The results of our study suggest that moderate hyperglycaemia alone does not exert a substantial adverse effect on myocardial function in type 1 diabetic patients without concomitant cardiovascular disorders. In type 1 diabetic patients with hypertension and CHD, the incidence of HF may be similar to that in the general population matched for age. Therefore, it seems quite likely that current pharmacotherapy targeting concomitant cardiovascular disorders exerts a cardioprotective effect by reducing the overall risk of cardiac complications.

Considering the high relative risk of major health burden associated with HF, it is important to investigate the potentially modifiable factors in the development of HF in type 1 diabetes.

The following study limitations should be considered. First, it was a large, prospective study that reflected a consecutive case series ascertained by the authors between 1999 and 2004. Because of the observational study design, it is impossible to draw any conclusion about the efficacy and safety of various types of modern therapy and their potential for preventing MD and HF in patients with type 1 diabetes. Moreover, not all age ranges were covered (the youngest patient at baseline was 20-year-old and the oldest was 65). Finally, there is no registry of HF patients in Poland so the actual number of patients with type 1 diabetes and concomitant HF may be underestimated.

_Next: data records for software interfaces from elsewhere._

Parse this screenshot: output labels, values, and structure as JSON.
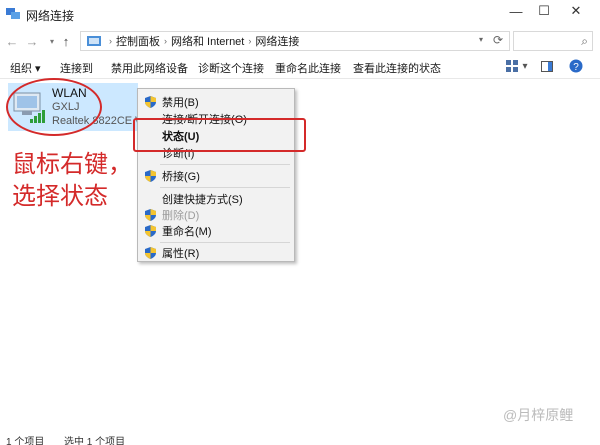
{
  "window": {
    "title": "网络连接",
    "minimize_glyph": "—",
    "maximize_glyph": "☐",
    "close_glyph": "✕"
  },
  "address": {
    "crumbs": [
      "控制面板",
      "网络和 Internet",
      "网络连接"
    ],
    "separator": "›",
    "dropdown_glyph": "▾",
    "refresh_glyph": "⟳",
    "search_glyph": "⌕"
  },
  "nav": {
    "back_glyph": "←",
    "forward_glyph": "→",
    "recent_glyph": "▾",
    "up_glyph": "↑"
  },
  "commands": [
    "组织 ▾",
    "连接到",
    "禁用此网络设备",
    "诊断这个连接",
    "重命名此连接",
    "查看此连接的状态"
  ],
  "connection": {
    "name": "WLAN",
    "ssid": "GXLJ",
    "adapter": "Realtek 8822CE Wi..."
  },
  "context_menu": [
    {
      "label": "禁用(B)",
      "shield": true,
      "bold": false,
      "disabled": false
    },
    {
      "label": "连接/断开连接(O)",
      "shield": false,
      "bold": false,
      "disabled": false
    },
    {
      "label": "状态(U)",
      "shield": false,
      "bold": true,
      "disabled": false
    },
    {
      "label": "诊断(I)",
      "shield": false,
      "bold": false,
      "disabled": false
    },
    {
      "label": "桥接(G)",
      "shield": true,
      "bold": false,
      "disabled": false
    },
    {
      "label": "创建快捷方式(S)",
      "shield": false,
      "bold": false,
      "disabled": false
    },
    {
      "label": "删除(D)",
      "shield": true,
      "bold": false,
      "disabled": true
    },
    {
      "label": "重命名(M)",
      "shield": true,
      "bold": false,
      "disabled": false
    },
    {
      "label": "属性(R)",
      "shield": true,
      "bold": false,
      "disabled": false
    }
  ],
  "annotation": {
    "line1": "鼠标右键，",
    "line2": "选择状态",
    "color": "#d42a2a"
  },
  "statusbar": {
    "count": "1 个项目",
    "selected": "选中 1 个项目"
  },
  "watermark": "@月梓原鲤",
  "colors": {
    "selection": "#cce8ff",
    "menu_bg": "#f2f2f2"
  }
}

In summary, in our patients with type 1 diabetes, MD and HF occurred only when diabetes coexisted with cardiovascular disorders affecting myocardial function. The prevalence and incidence of HF in diabetic subjects with hypertension and CHD were relatively low. While the cause of this observation remains uncertain, it could probably be explained, at least partially, by the cardioprotective effect of concomitant treatment.